Grahamstown is an educational center, with a good college, a conservatory of music and an excellent museum. Dr. Schönland, the professor of botany in the college, gave me an account of the cycads of the vicinity, including the almost unknown Encephalartos latifrons.

PSM V81 D438 Encephalartos horridus in st george park port elizabeth.png

Fig. 10. Encephalartos horridus in St. George's Park, Port Elizabeth.

The botanical garden at Grahamstown maintains the high standing I had learned to expect in the botanical gardens of the English colonies (Fig. 9). The director, Mr. Alexander, gave me some valuable specimens which are now flourishing in the greenhouse at the University of Chicago.

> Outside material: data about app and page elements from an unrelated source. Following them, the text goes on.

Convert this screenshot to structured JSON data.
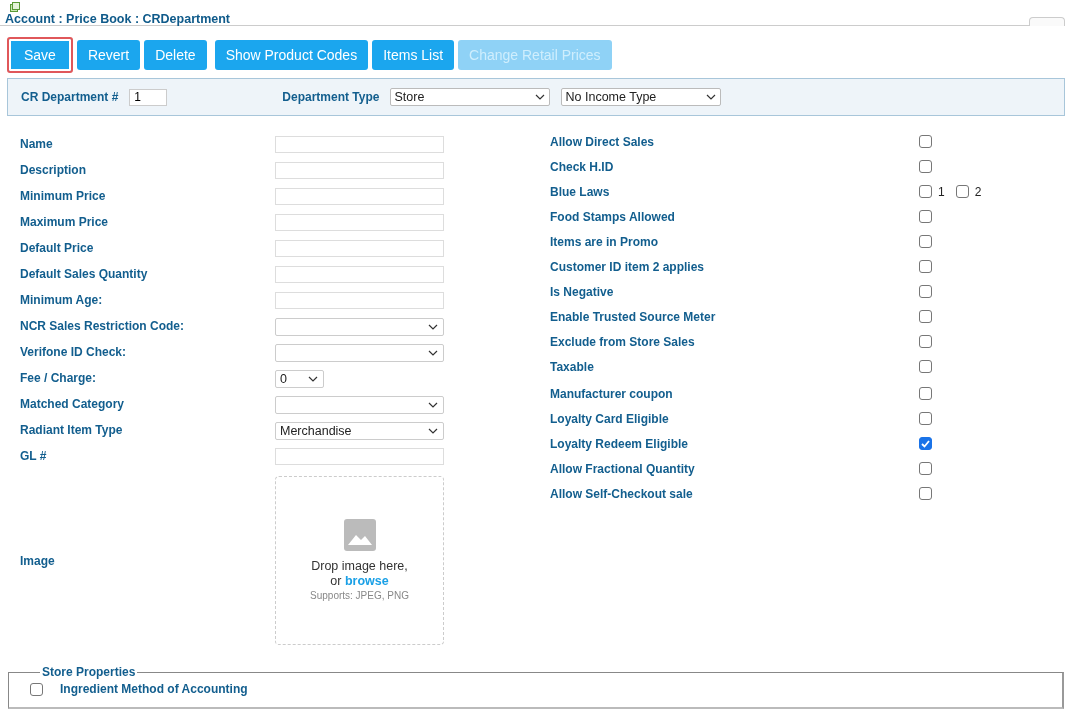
{
  "title": "Account : Price Book : CRDepartment",
  "buttons": [
    {
      "label": "Save",
      "highlighted": true,
      "disabled": false
    },
    {
      "label": "Revert",
      "highlighted": false,
      "disabled": false
    },
    {
      "label": "Delete",
      "highlighted": false,
      "disabled": false
    },
    {
      "label": "Show Product Codes",
      "highlighted": false,
      "disabled": false
    },
    {
      "label": "Items List",
      "highlighted": false,
      "disabled": false
    },
    {
      "label": "Change Retail Prices",
      "highlighted": false,
      "disabled": true
    }
  ],
  "department_bar": {
    "number_label": "CR Department #",
    "number_value": "1",
    "type_label": "Department Type",
    "type_value": "Store",
    "income_value": "No Income Type"
  },
  "left_fields": [
    {
      "kind": "text",
      "label": "Name"
    },
    {
      "kind": "text",
      "label": "Description"
    },
    {
      "kind": "text",
      "label": "Minimum Price"
    },
    {
      "kind": "text",
      "label": "Maximum Price"
    },
    {
      "kind": "text",
      "label": "Default Price"
    },
    {
      "kind": "text",
      "label": "Default Sales Quantity"
    },
    {
      "kind": "text",
      "label": "Minimum Age:"
    },
    {
      "kind": "select",
      "label": "NCR Sales Restriction Code:"
    },
    {
      "kind": "select",
      "label": "Verifone ID Check:"
    },
    {
      "kind": "small-select",
      "label": "Fee / Charge:",
      "value": "0"
    },
    {
      "kind": "select",
      "label": "Matched Category"
    },
    {
      "kind": "select",
      "label": "Radiant Item Type",
      "value": "Merchandise"
    },
    {
      "kind": "text",
      "label": "GL #"
    },
    {
      "kind": "image",
      "label": "Image",
      "drop_text": "Drop image here,",
      "or_text": "or",
      "browse_link": "browse",
      "supports": "Supports: JPEG, PNG"
    }
  ],
  "right_fields": [
    {
      "label": "Allow Direct Sales",
      "checked": false
    },
    {
      "label": "Check H.ID",
      "checked": false
    },
    {
      "label": "Blue Laws",
      "options": [
        {
          "label": "1",
          "checked": false
        },
        {
          "label": "2",
          "checked": false
        }
      ]
    },
    {
      "label": "Food Stamps Allowed",
      "checked": false
    },
    {
      "label": "Items are in Promo",
      "checked": false
    },
    {
      "label": "Customer ID item 2 applies",
      "checked": false
    },
    {
      "label": "Is Negative",
      "checked": false
    },
    {
      "label": "Enable Trusted Source Meter",
      "checked": false
    },
    {
      "label": "Exclude from Store Sales",
      "checked": false
    },
    {
      "label": "Taxable",
      "checked": false
    },
    {
      "label": "Manufacturer coupon",
      "checked": false
    },
    {
      "label": "Loyalty Card Eligible",
      "checked": false
    },
    {
      "label": "Loyalty Redeem Eligible",
      "checked": true
    },
    {
      "label": "Allow Fractional Quantity",
      "checked": false
    },
    {
      "label": "Allow Self-Checkout sale",
      "checked": false
    }
  ],
  "store_properties": {
    "legend": "Store Properties",
    "items": [
      {
        "label": "Ingredient Method of Accounting",
        "checked": false
      }
    ]
  }
}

I had two more points, with outlying side trips on my schedule, East London and Port Elizabeth. On the voyage from Vancouver to New Zealand, I mentioned at table to Mr. Vance, who sat beside me, that I could find out but little about these places. Naturally, I was surprised and delighted to find that he had been mayor of East London for years and that his wife knew the cycads of the vicinity and could give me definite directions for finding them.

When I arrived at East London, Professor Rattray, of Selborn College, accompanied me into the field, and although he did. not claim to be a botanist at all, showed such an extensive and critical field